The ride-sharing company argues that inherent racial biases in passengers will create inequalities among drivers if tipping is allowed.
When Uber and a coalition of drivers from Massachusetts and California agreed on a $100 million settlement last week over employee rights, news outlets, heralded the news as the beginning of the tip-included Uber era.
But as of Thursday, Uber is not giving into the in-app tipping option demanded by many of its contracted drivers. The ride-sharing service instead doubled down on its refusal, arguing that tipping is inherently unfair due to the passengersâ€™ unconscious racial biases, according to The Boston Globe on Thursday.
Uber countered the Globe report by publishing its own report on Thursday morning, clarifying its position. Arguing equality in race and geography, the company pointed to academic studies that argue tipping skew favorably toward white workers, and that drivers may focus around wealthier neighborhoods to get larger tips than the city as a whole.
â€śTipping is not included, nor is it expected or required. In fact riders tell us that one of the things they like most about Uber is that itâ€™s hassle-free. And thatâ€™s how we intend to keep it,â€ť writes Uber.
Uber also corrected many of the media reports anticipating tipping for Uber drivers. The settlement merely seeks to â€śclarify on its website and in communications with Drivers and riders that tips are not included on Uberâ€™s platforms (except on UberTAXI), and that tipping is neither expected nor requiredâ€ť once the settlement is finalized.

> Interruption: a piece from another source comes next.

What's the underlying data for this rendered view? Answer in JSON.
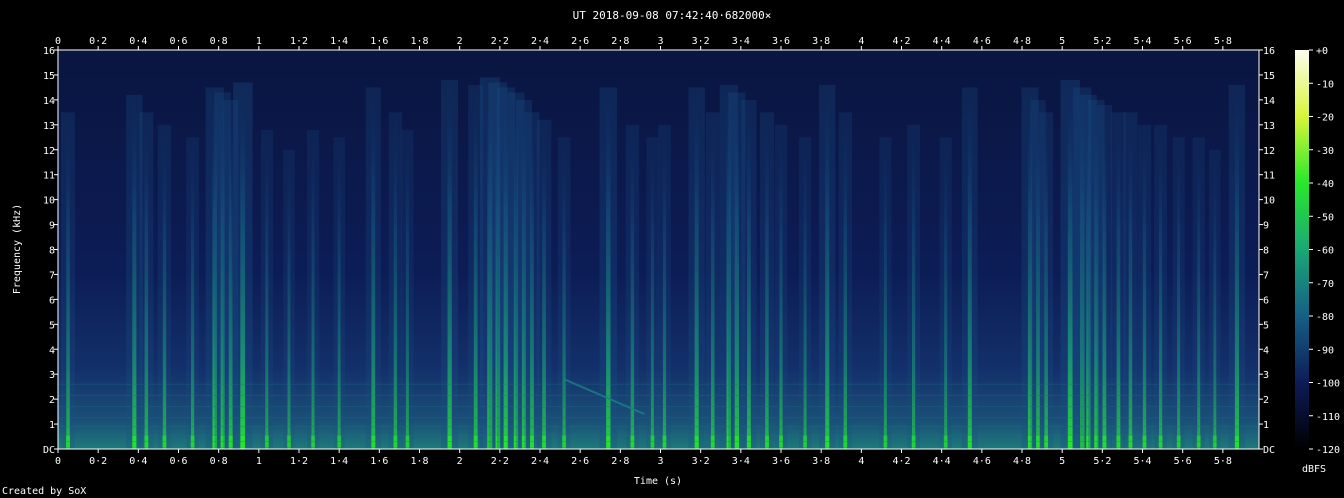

Uberâ€™s racial bias argument hinges upon a 2008 Cornell University report that found both black and white restaurant customers tipped the white servers better than their black counterparts, adding to a growing list of research that finds unconscious racial bias across the country in numerous industries. â€śDrivers know that they earn the same for doing the same trip, no matter who they are or where theyâ€™re from,â€ť Uber argues.